With the shoe being on the other foot, and the GOP never being worried about inconsistency, hypocrisy or whatever, even though they screamed bloody murder when the Dems. removed the filibuster simply for judicial appointments below the Supreme Court level, they might very well remove it anyway. On the other hand, the GOP might let the present filibuster rule stand, although they almost surely would force the Dems. to really filibuster, not just stop bills from coming to a vote by simply saying "filibuster." Further, there is a long range political reason why they might not touch it. While the Dems. are in danger of losing the Senate this time around, in terms of the seats up for grabs, the elections in 2016 and 2018 actually favor the Dems.

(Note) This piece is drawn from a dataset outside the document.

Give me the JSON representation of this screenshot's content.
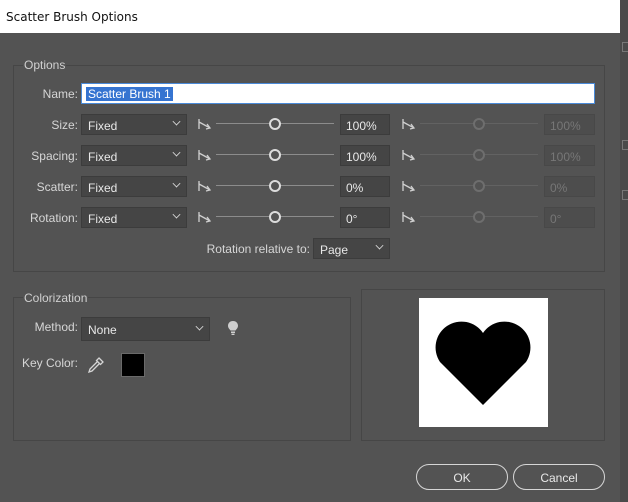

Thus the Republicans might want to keep the filibuster in place just as it is, so that, given a Democrat in the White House in 2017, they could continue to control the work of the Senate without holding the majority.
Second, regardless of what a GOP majority would do, or not do, to the filibuster rule, in terms of good news/bad news it depends very much upon just how the Democratic Party, both within the Senate and outside it, would react to GOP control of the Senate. They would, of course, become even more obstructionist to President Obama than they already are. Especially if they canned the filibuster, in cooperation with the House they would pass legislation designed specifically to draw a Presidential veto, starting with repeal of the Affordable Care Act.
They would also pass legislation on: further tax cuts for the wealthy and the large corporations; an increase in military spending (without, of course, raising taxes to cover those costs); possibly even repeal or pass a massive re-structuring of Social Security; Bob Corker's "let's attack Russia" bill currently bottled up in committee; crippling all kinds of environmental, industrial, worksite, and employment regulation, and etc., to say nothing of government shutdown over the debt ceiling, regardless of whether it would be being breached by increases in military spending or not. As for any Obama appointments, fuhgeddaboudit.
Thus with a GOP Senate in place, it would be even more of a testing time for the President and the Democratic Party as a whole (a past test that has been largely failed, of course). They could, as they have done for the most part over the past six years, try to go along to get along, as the President did with the "Sequester," which has drawn down so much Federal government spending in so many areas. Or they might not, or at least that sector of the Party not under the control of Hillary "Wall Street's favorite Democrat" Clinton might not. They might actually run against the Republican Party and its true program, as a whole, using what Republican control of the Congress as a whole actually would, and would not, produce for the nation.
There might be one or more candidates for the 2016 Presidential nomination who would: a) run on a classic pre-Clinton/Democratic Leadership Council/Center-right (really more Right than center) Democratic Platform (and we all know what that means), b) resurrect Howard Dean's "The Democratic Party is in 50 States" strategy, and c) run a Presidential campaign as if it were occurring in a country with Parliamentary form of government, not the un-democratic, minority-dominated (see the US Senate), form that we have. That is it would be campaign focused not just on "vote for me," but rather on "vote for US, and the U.S. and here's why." Now, that would be fun, and original too, wouldn't it?